Pick out and copy every line below that has the word "icon".

___ Data in this exercise

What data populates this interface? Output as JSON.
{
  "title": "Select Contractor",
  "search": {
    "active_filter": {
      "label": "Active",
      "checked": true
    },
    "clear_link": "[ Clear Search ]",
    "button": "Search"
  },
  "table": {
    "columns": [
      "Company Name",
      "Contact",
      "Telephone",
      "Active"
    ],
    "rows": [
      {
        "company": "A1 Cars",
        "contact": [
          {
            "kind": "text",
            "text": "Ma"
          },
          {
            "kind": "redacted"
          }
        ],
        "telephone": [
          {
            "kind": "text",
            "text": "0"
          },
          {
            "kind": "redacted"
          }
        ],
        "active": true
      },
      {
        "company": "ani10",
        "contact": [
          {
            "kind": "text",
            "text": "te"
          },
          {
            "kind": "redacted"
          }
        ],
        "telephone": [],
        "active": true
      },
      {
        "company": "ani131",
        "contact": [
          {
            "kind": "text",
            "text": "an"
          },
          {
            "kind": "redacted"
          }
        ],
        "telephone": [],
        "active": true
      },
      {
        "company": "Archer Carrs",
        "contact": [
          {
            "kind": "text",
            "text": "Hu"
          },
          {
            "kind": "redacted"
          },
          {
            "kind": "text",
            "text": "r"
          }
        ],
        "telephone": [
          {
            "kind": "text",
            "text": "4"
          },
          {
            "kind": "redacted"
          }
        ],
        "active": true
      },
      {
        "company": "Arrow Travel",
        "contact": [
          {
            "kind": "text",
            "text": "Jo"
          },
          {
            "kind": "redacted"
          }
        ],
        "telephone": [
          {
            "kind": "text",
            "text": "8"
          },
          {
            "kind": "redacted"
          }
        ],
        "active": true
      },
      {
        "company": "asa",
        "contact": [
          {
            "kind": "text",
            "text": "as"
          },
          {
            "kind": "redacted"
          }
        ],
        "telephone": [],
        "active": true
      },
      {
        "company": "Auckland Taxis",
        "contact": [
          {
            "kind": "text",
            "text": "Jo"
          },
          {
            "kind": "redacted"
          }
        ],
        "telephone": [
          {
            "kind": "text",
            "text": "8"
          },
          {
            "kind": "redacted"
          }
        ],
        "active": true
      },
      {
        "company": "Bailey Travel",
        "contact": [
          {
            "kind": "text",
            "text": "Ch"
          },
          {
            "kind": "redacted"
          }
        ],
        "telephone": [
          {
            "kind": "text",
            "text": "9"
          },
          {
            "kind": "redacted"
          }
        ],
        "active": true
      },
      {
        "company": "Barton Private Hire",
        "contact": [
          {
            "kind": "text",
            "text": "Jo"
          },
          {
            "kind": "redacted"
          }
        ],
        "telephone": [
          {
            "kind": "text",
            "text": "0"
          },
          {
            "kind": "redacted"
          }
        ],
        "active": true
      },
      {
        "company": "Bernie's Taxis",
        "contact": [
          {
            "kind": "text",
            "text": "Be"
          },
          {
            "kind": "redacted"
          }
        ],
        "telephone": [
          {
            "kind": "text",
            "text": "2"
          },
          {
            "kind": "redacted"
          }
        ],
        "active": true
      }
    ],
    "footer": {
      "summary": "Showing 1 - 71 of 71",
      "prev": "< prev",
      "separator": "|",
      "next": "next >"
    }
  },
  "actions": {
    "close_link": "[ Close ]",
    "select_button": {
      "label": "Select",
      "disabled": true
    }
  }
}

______
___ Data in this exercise

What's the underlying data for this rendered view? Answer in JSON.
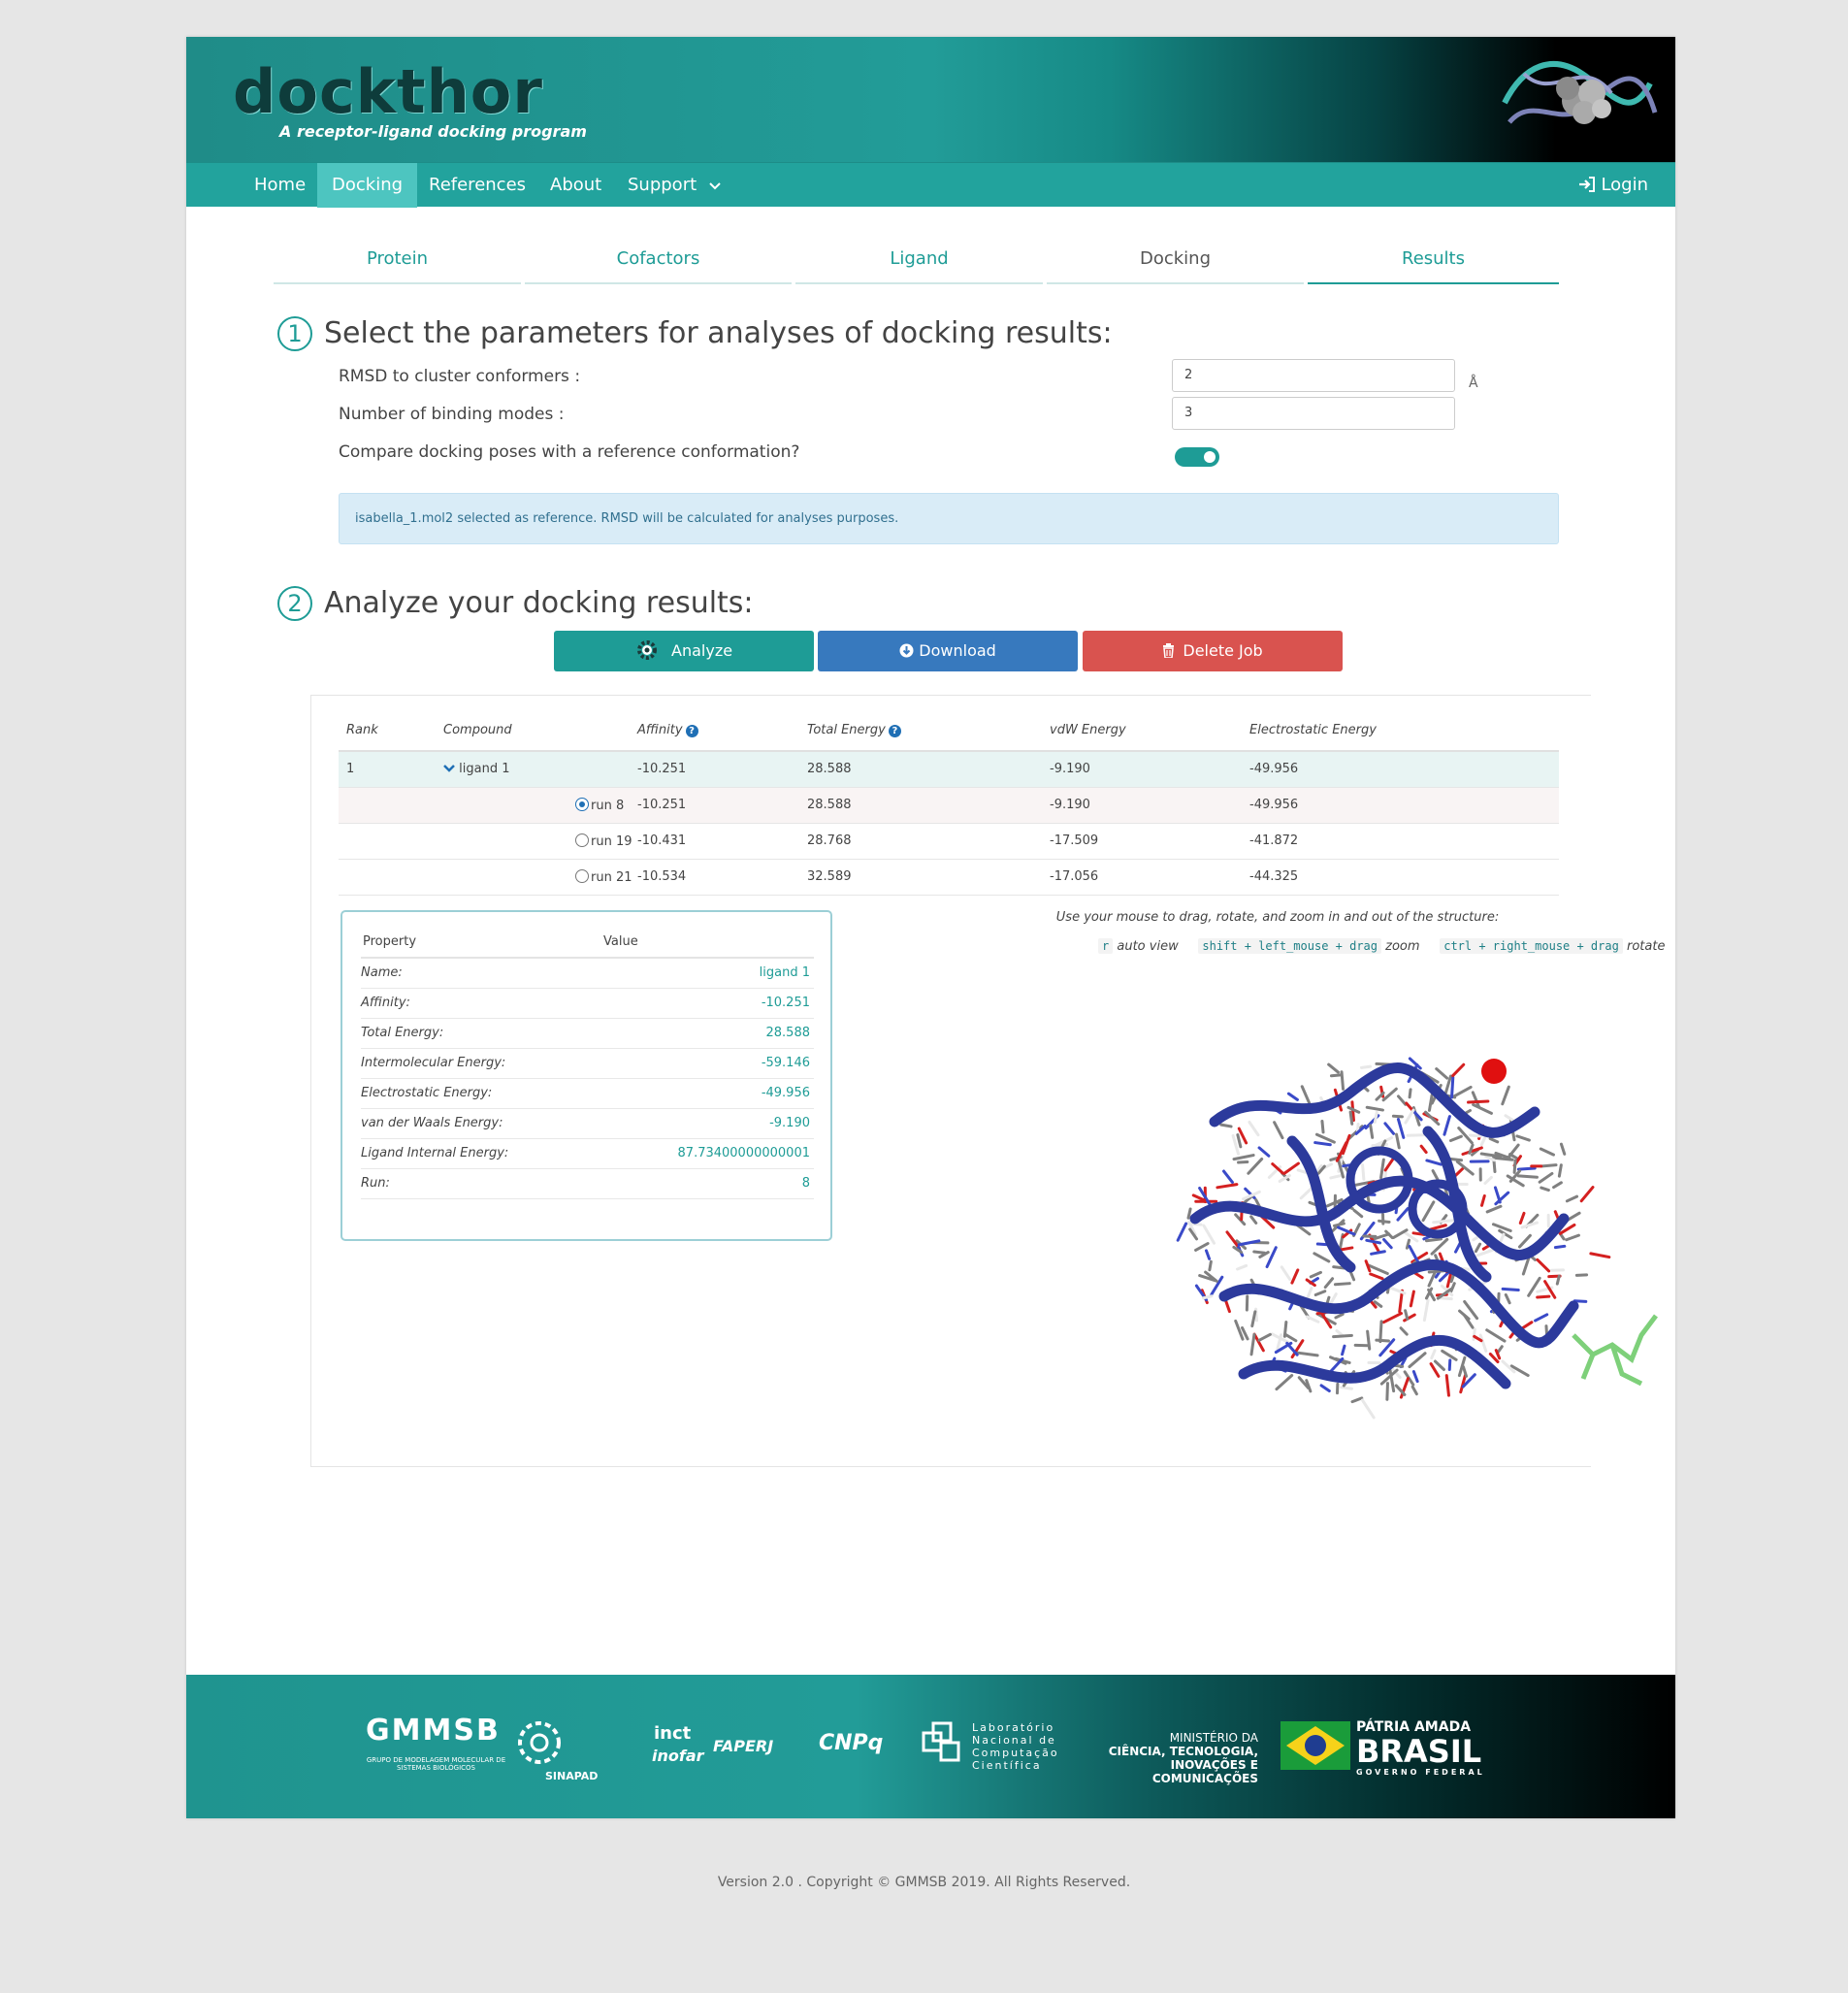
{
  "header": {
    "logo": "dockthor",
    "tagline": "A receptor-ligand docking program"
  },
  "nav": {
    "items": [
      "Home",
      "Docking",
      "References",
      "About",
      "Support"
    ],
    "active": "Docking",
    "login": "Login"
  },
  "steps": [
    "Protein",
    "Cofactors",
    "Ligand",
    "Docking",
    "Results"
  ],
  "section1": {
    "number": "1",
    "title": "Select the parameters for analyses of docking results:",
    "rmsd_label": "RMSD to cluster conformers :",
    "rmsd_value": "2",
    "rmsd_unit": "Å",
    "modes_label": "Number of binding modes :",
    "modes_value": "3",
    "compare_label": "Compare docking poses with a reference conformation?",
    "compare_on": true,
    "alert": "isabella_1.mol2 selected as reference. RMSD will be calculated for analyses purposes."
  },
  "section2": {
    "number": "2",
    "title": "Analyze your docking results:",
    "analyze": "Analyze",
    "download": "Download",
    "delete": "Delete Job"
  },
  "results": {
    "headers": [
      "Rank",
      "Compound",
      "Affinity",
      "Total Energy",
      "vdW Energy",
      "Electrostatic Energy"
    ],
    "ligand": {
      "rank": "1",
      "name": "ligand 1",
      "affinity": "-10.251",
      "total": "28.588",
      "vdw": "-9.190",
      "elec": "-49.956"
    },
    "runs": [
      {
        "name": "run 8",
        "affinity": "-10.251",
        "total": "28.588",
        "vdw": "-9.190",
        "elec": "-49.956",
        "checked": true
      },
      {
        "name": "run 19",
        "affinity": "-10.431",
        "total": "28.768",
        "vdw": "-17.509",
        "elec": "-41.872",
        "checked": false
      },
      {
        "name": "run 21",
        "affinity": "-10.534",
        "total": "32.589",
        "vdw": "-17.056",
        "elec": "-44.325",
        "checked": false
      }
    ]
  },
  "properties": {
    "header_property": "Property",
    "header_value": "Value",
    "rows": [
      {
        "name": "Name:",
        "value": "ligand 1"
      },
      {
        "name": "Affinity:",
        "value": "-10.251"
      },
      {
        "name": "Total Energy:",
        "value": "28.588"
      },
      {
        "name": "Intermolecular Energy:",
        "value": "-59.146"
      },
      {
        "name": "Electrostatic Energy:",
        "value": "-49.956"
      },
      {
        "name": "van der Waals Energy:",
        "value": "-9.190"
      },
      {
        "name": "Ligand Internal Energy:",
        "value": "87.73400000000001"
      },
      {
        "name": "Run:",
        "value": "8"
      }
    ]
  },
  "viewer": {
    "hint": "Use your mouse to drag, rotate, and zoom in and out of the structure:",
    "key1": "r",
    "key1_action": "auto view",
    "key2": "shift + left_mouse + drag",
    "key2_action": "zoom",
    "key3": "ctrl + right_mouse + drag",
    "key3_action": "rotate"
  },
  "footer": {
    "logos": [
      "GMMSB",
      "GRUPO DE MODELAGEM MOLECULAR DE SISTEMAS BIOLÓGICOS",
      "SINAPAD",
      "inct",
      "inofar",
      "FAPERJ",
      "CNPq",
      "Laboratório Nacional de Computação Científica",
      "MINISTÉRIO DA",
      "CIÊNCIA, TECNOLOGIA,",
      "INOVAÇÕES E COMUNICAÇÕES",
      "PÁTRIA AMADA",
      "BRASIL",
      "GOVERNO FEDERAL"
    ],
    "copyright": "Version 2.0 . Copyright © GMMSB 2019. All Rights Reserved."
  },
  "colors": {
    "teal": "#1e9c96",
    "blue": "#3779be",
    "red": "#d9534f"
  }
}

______
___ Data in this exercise

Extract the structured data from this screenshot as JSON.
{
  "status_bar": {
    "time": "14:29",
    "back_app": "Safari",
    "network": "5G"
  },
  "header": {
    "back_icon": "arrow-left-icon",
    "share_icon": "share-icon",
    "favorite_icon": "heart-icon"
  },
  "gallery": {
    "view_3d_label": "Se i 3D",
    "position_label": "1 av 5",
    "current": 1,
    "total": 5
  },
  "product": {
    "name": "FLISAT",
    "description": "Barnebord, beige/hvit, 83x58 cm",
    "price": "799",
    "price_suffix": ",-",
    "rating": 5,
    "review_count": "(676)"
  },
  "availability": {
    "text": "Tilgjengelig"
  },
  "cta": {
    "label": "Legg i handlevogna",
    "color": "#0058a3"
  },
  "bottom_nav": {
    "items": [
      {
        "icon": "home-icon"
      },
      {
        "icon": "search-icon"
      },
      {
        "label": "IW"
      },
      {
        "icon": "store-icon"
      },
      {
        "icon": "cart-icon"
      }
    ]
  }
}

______

Output for this exercise ::
    "back_icon": "arrow-left-icon",
    "share_icon": "share-icon",
    "favorite_icon": "heart-icon"
        "icon": "home-icon"
        "icon": "search-icon"
        "icon": "store-icon"
        "icon": "cart-icon"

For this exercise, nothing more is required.